Horning at the University of Wisconsin. Icebreakers Start each meeting with an icebreaker. This will assist you in getting to know other group members, and help them to feel more comfortable. Chose an icebreaker that relates to the book you are reading that month.
Business Once your group is established, you will find you have more and more business items to talk about. You may start gathering particular books for members whose reading tastes you have grown to know.
Special events may be coming up at the library that you want to make known. And you want to allow time to make fair decisions on issues that affect the whole group. Make sure to leave time for business. It makes for a richer book group.
Book Discussion Hopefully this section will take up the largest portion of your time. Using the general questions listed below and discussion guide questionsyou should have no problem leading a minute discussion. General questions that can be used for any book What did you enjoy about this book?
What have you read that is similar to this book? What are some of the major themes of this book? What do you think the author was trying to accomplish with this novel?
Who was your favorite character? Think about one of the minor characters in the story. Is the setting of the story important to the book? Are you satisfied with the ending? Why or why not?
Have you ever experienced anything similar to the action of this novel?Many books suitable for book clubs have reading guides - and a reading guide can be a good indicator of the book's suitability for discussion (i.e.
the publisher has invested the time and money in creating a guide). A book that sparkles is fun to read, breaks new ground, communicates in memorable ways, uses images effectively, is accessible to a broad audience, and influences a significant readership to change their assumptions, beliefs, or ways of thinking.
Book Report Sample Questions & Rubric. a great book report will guide students towards developing internal reading strategies. use these sample book report questions and rubric to design. Apr 24, · A site dedicated to book lovers providing a forum to discover and share commentary about the books and authors they enjoy.
Author interviews, book reviews and lively book commentary are found here.
Content includes books from bestselling, midlist and debut authors. Many books suitable for book clubs have reading guides - and a reading guide can be a good indicator of the book's suitability for discussion (i.e.
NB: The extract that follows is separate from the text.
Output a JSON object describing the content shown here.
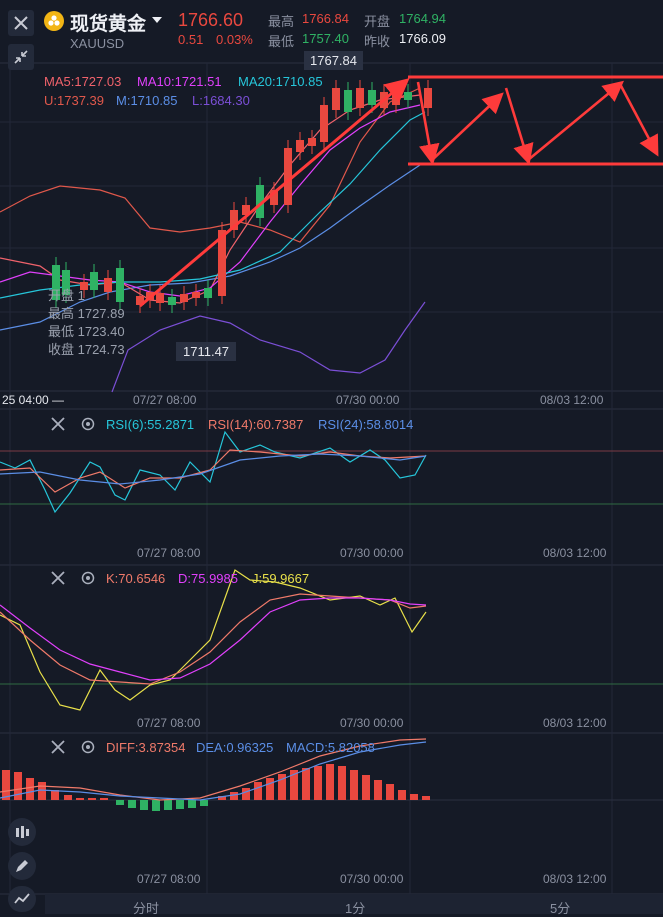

the publisher has . Sep 08, · Below are deeper questions for specific genres, but first some examples of genres: fiction, history, historical fiction, poetry, science, science fiction, travel, memoir, biography, and literature, which can include nonfiction as well as fiction.